Among the entries that follow, find every line with the word "What" and copy it.

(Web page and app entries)
------
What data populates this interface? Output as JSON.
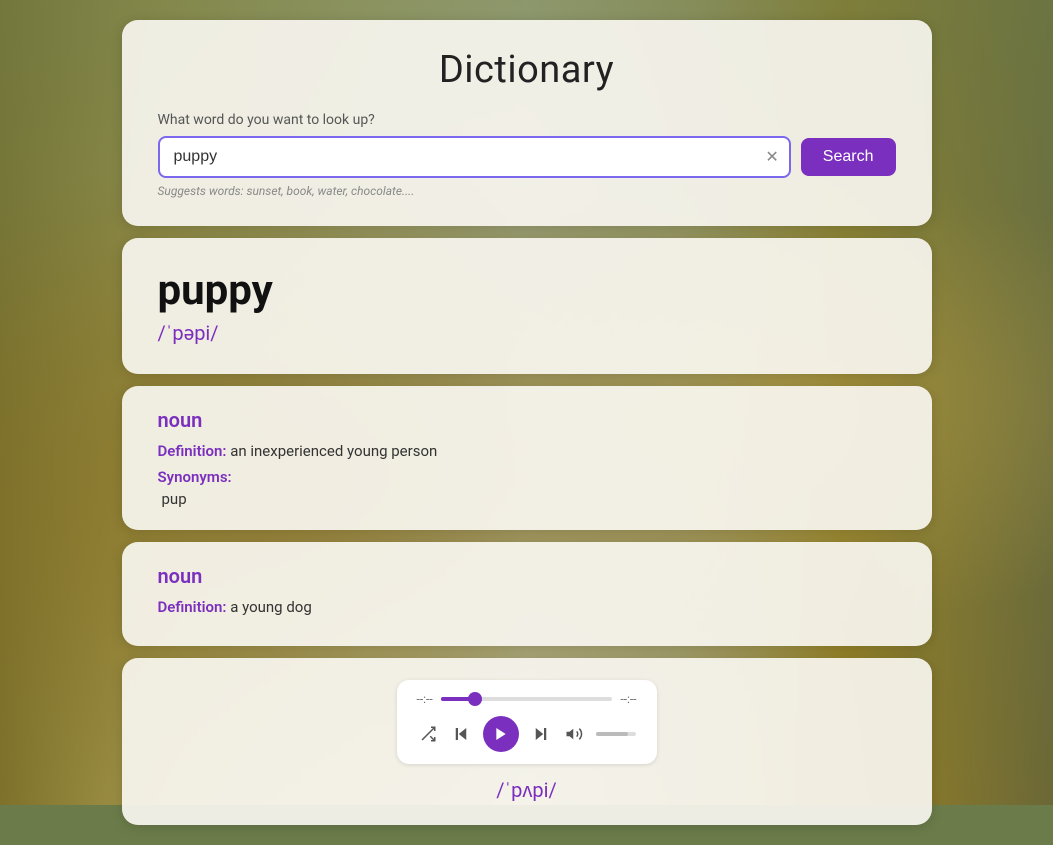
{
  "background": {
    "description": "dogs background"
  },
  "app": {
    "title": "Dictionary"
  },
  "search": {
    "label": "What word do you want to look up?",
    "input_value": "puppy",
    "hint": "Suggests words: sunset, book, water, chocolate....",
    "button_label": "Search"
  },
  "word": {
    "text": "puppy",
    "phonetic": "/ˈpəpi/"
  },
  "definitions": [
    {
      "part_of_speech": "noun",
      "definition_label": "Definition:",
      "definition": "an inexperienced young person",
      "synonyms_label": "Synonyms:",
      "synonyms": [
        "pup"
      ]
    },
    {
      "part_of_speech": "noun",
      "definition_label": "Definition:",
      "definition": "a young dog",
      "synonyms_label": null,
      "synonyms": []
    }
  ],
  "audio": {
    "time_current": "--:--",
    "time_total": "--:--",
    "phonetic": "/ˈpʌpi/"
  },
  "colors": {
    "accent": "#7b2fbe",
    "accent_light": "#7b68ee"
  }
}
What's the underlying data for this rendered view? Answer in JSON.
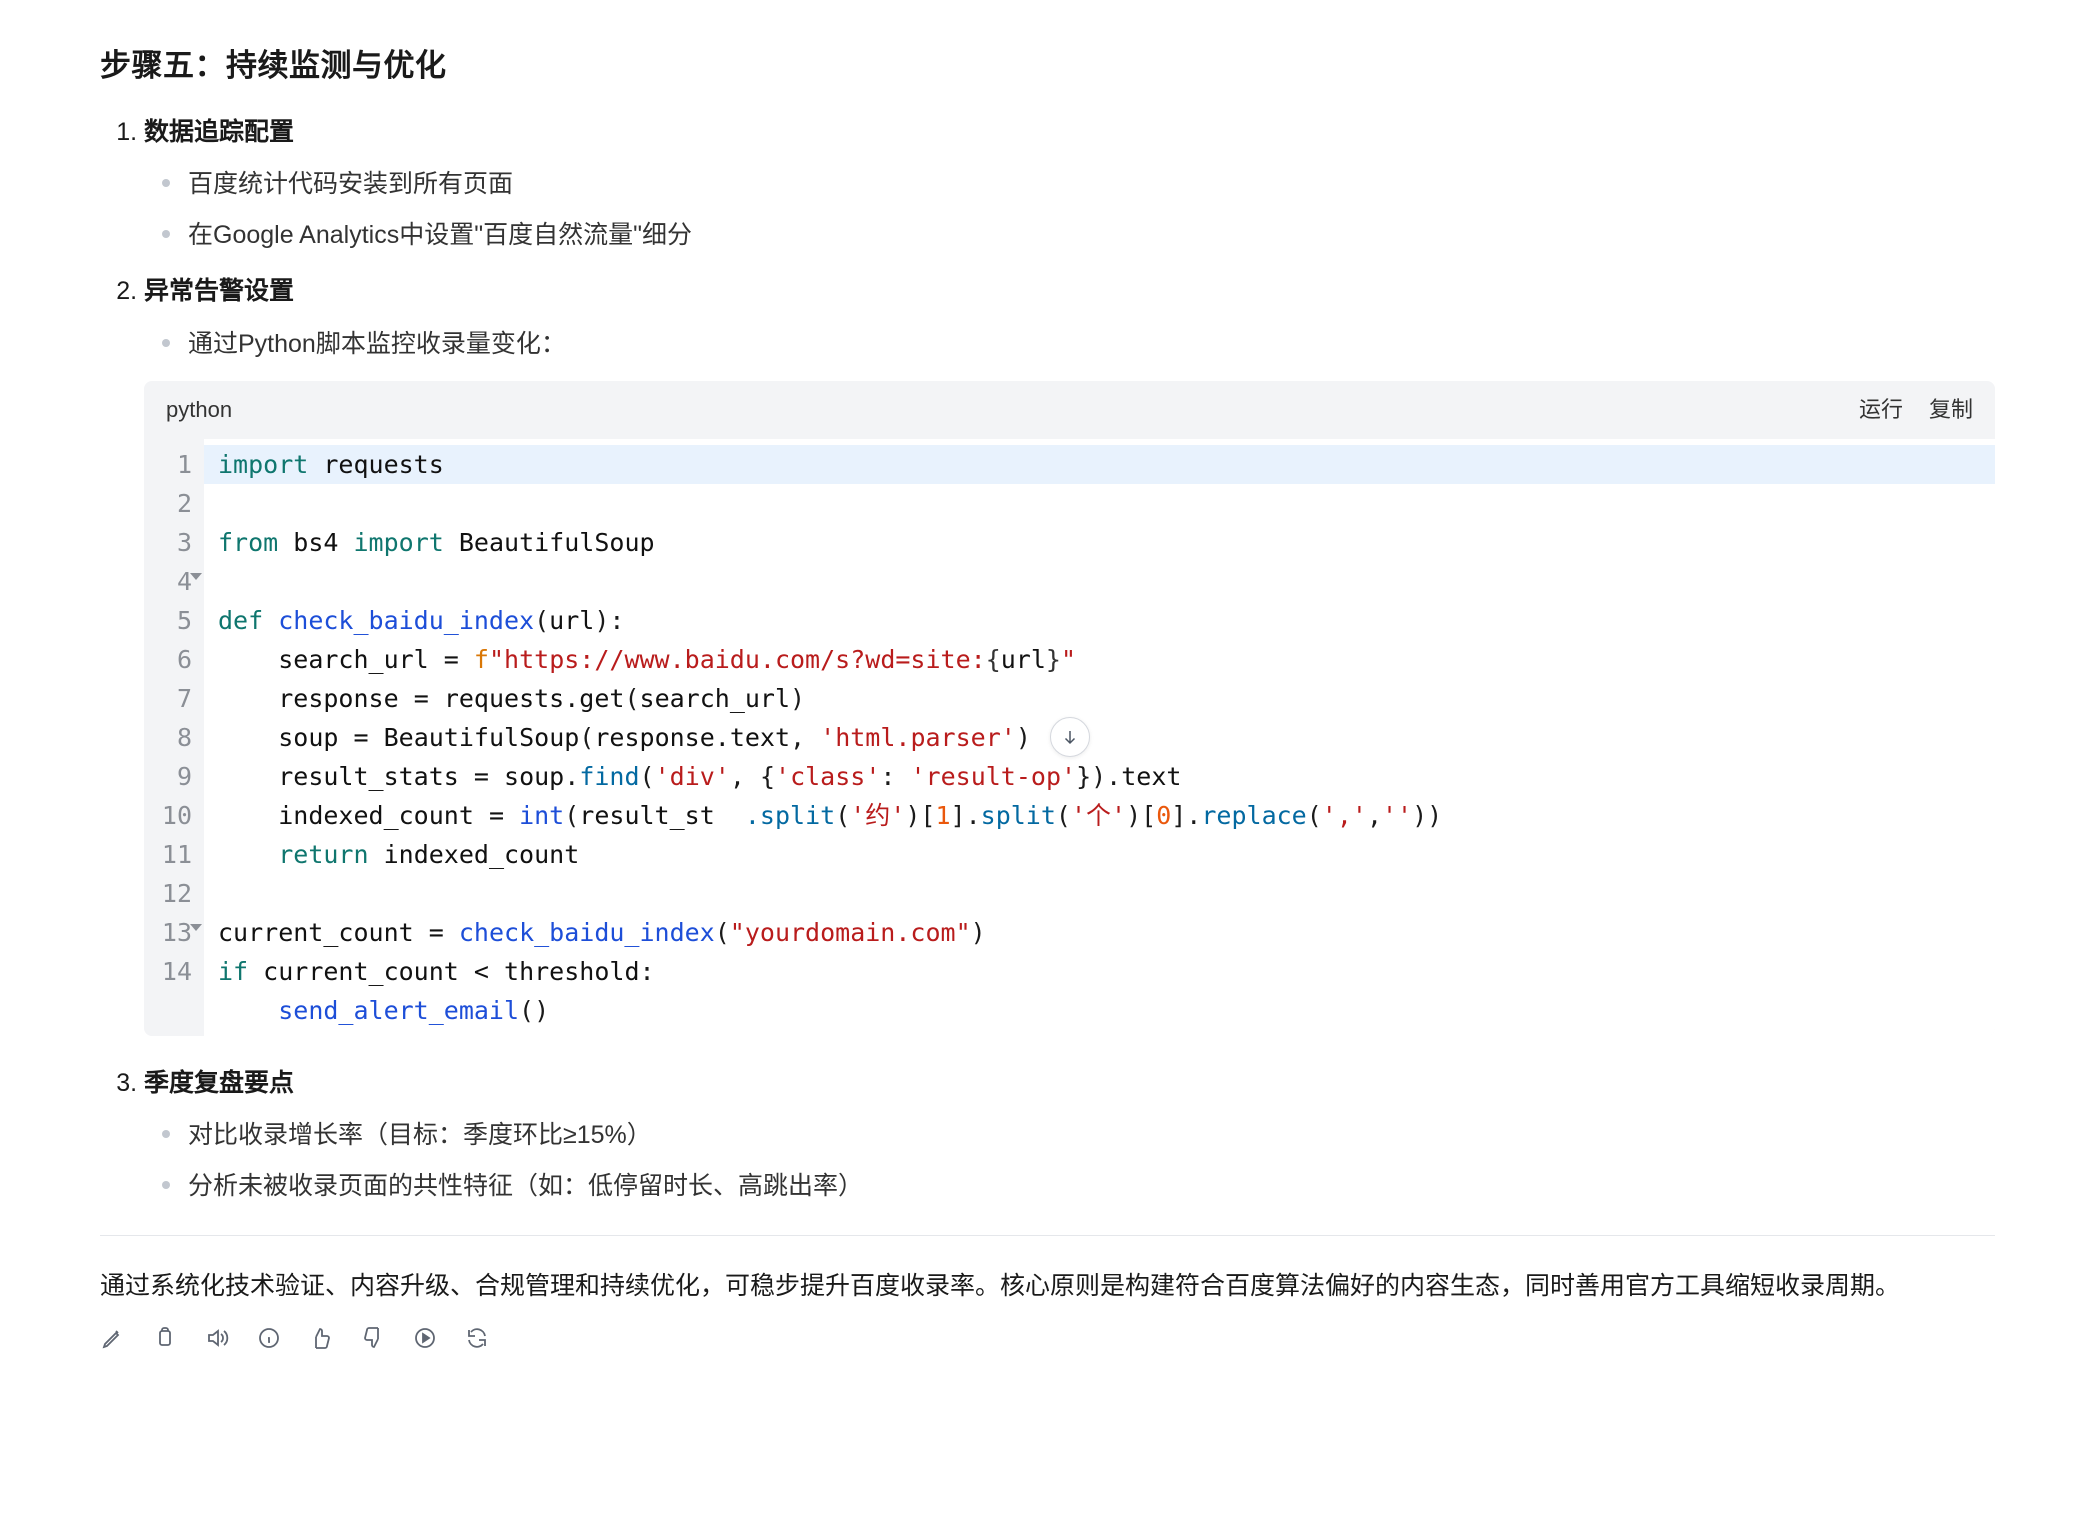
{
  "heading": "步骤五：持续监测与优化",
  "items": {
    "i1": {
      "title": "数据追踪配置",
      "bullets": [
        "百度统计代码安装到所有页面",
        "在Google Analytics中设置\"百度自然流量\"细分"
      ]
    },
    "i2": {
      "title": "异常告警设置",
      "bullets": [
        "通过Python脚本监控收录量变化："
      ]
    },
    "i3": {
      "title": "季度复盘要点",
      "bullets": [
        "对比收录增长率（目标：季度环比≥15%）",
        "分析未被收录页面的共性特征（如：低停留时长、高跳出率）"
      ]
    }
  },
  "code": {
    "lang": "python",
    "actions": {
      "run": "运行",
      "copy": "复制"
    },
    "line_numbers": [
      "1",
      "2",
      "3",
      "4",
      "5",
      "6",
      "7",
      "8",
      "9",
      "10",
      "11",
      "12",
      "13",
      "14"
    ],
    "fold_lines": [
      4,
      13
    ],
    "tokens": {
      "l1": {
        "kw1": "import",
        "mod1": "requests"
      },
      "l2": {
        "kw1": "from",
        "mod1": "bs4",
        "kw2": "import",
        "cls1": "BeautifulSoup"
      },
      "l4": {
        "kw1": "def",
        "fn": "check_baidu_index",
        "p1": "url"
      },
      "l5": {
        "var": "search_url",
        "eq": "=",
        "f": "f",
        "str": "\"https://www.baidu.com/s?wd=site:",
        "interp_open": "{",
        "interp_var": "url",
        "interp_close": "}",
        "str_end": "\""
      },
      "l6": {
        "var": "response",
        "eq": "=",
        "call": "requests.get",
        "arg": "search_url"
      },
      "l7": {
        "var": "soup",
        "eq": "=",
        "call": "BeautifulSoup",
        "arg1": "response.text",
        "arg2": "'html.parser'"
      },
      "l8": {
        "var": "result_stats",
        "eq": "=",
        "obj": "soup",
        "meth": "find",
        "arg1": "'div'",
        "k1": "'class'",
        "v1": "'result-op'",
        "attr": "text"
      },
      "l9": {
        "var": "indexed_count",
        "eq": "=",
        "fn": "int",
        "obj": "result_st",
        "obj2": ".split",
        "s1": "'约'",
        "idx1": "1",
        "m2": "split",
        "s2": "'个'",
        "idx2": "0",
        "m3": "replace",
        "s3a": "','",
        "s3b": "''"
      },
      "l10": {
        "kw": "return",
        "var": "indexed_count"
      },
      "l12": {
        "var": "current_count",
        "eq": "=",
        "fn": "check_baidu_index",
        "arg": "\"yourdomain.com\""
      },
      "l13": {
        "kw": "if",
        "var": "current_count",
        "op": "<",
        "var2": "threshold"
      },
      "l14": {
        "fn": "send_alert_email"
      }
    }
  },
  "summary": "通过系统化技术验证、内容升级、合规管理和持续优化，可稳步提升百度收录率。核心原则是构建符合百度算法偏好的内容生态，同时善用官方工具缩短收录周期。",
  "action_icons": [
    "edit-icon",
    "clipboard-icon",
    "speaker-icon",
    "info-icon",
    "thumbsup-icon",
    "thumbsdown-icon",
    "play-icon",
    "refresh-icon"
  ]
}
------
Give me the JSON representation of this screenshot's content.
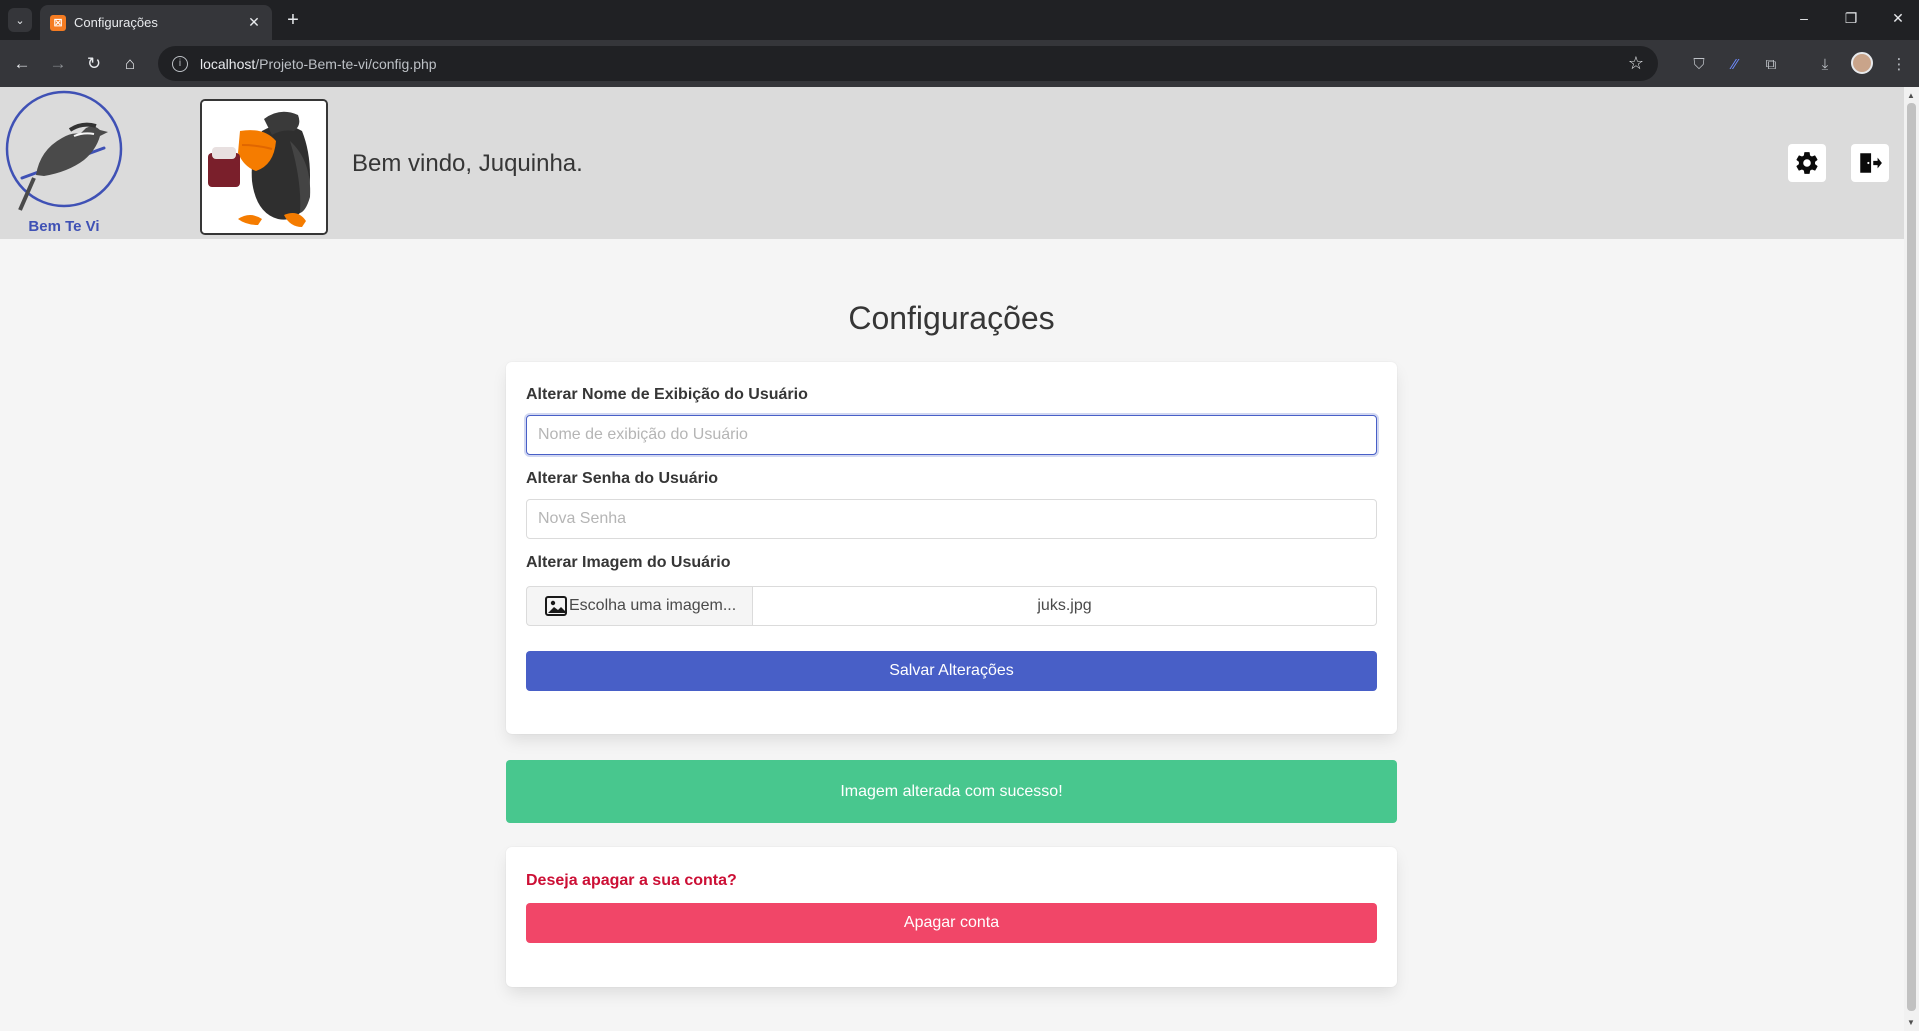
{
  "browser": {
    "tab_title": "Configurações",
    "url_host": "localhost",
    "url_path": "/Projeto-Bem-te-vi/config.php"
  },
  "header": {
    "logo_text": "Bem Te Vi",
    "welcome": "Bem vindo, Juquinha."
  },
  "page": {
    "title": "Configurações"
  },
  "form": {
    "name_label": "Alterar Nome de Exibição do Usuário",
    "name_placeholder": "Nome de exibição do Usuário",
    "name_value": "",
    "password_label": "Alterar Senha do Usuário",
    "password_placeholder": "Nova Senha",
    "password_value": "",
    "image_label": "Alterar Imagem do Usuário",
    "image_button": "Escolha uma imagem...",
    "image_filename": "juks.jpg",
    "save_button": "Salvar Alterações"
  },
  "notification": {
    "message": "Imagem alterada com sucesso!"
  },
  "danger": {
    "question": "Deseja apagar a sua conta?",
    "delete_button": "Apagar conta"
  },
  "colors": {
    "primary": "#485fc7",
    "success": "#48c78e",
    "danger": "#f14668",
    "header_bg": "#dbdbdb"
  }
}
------
Result of this exercise:
What data populates this interface? Output as JSON.
    "label": "What word do you want to look up?",
What's the underlying data for this rendered view? Answer in JSON.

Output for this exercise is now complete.